The US military investigated building a “gay bomb”, which would make enemy soldiers “sexually irresistible” to each other, government papers say.
Other weapons that never saw the light of day include one to make soldiers obvious by their bad breath.
The US defence department considered various non-lethal chemicals meant to disrupt enemy discipline and morale.
The 1994 plans were for a six-year project costing $7.5m, but they were never pursued.
The US Air Force Wright Laboratory in Dayton, Ohio, sought Pentagon funding for research into what it called “harassing, annoying and ‘bad guy’-identifying chemicals”.
The plans were obtained under the US Freedom of Information by the Sunshine Project, a group which monitors research into chemical and biological weapons.
The plan for a so-called “love bomb” envisaged an aphrodisiac chemical that would provoke widespread homosexual behaviour among troops, causing what the military called a “distasteful but completely non-lethal” blow to morale.
Scientists also reportedly considered a “sting me/attack me” chemical weapon to attract swarms of enraged wasps or angry rats towards enemy troops.
A substance to make the skin unbearably sensitive to sunlight was also pondered.
Another idea was to develop a chemical causing “severe and lasting halitosis”, so that enemy forces would be obvious even when they tried to blend in with civilians.
In a variation on that idea, researchers pondered a “Who? Me?” bomb, which would simulate flatulence in enemy ranks.
Indeed, a “Who? Me?” device had been under consideration since 1945, the government papers say.

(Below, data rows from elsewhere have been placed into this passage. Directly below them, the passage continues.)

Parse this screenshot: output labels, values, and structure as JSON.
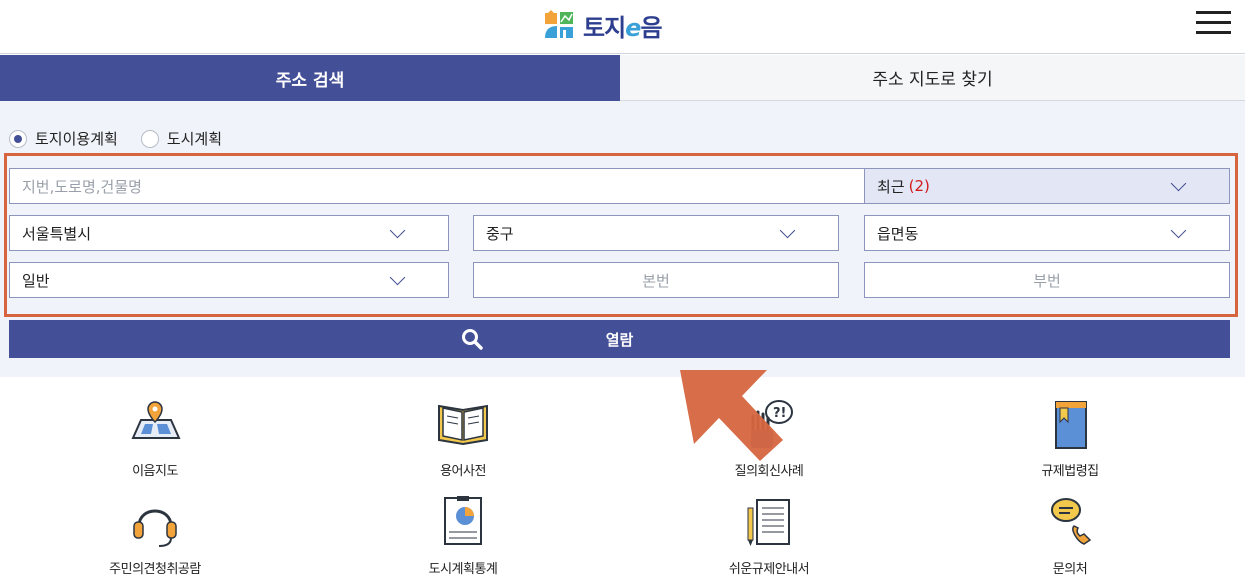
{
  "header": {
    "logo_text_1": "토지",
    "logo_text_e": "e",
    "logo_text_2": "음",
    "menu_icon": "hamburger-icon"
  },
  "tabs": [
    {
      "label": "주소 검색",
      "active": true
    },
    {
      "label": "주소 지도로 찾기",
      "active": false
    }
  ],
  "radios": [
    {
      "label": "토지이용계획",
      "checked": true
    },
    {
      "label": "도시계획",
      "checked": false
    }
  ],
  "search": {
    "address_placeholder": "지번,도로명,건물명",
    "recent_label": "최근",
    "recent_count": "(2)",
    "sido": "서울특별시",
    "sigungu": "중구",
    "dong": "읍면동",
    "land_type": "일반",
    "main_number_placeholder": "본번",
    "sub_number_placeholder": "부번",
    "view_button": "열람"
  },
  "quick_menu": [
    {
      "label": "이음지도",
      "icon": "map-pin-icon"
    },
    {
      "label": "용어사전",
      "icon": "book-icon"
    },
    {
      "label": "질의회신사례",
      "icon": "hand-question-icon"
    },
    {
      "label": "규제법령집",
      "icon": "law-book-icon"
    },
    {
      "label": "주민의견청취공람",
      "icon": "headset-icon"
    },
    {
      "label": "도시계획통계",
      "icon": "statistics-board-icon"
    },
    {
      "label": "쉬운규제안내서",
      "icon": "document-pencil-icon"
    },
    {
      "label": "문의처",
      "icon": "phone-chat-icon"
    }
  ],
  "colors": {
    "primary": "#434f96",
    "highlight_frame": "#d6653f",
    "arrow": "#d6653f",
    "count": "#d11a1a"
  }
}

However, researchers concluded that the premise for such a device was fatally flawed because “people in many areas of the world do not find faecal odour offensive, since they smell it on a regular basis”.
Captain Dan McSweeney of the Joint Non-Lethal Weapons Directorate at the Pentagon said the defence department receives “literally hundreds” of project ideas, but that “none of the systems described in that  proposal have been developed”
He told the BBC: “It’s important to point out that only those proposals which are deemed appropriate, based on stringent human effects, legal, and international treaty reviews are considered for development or acquisition.”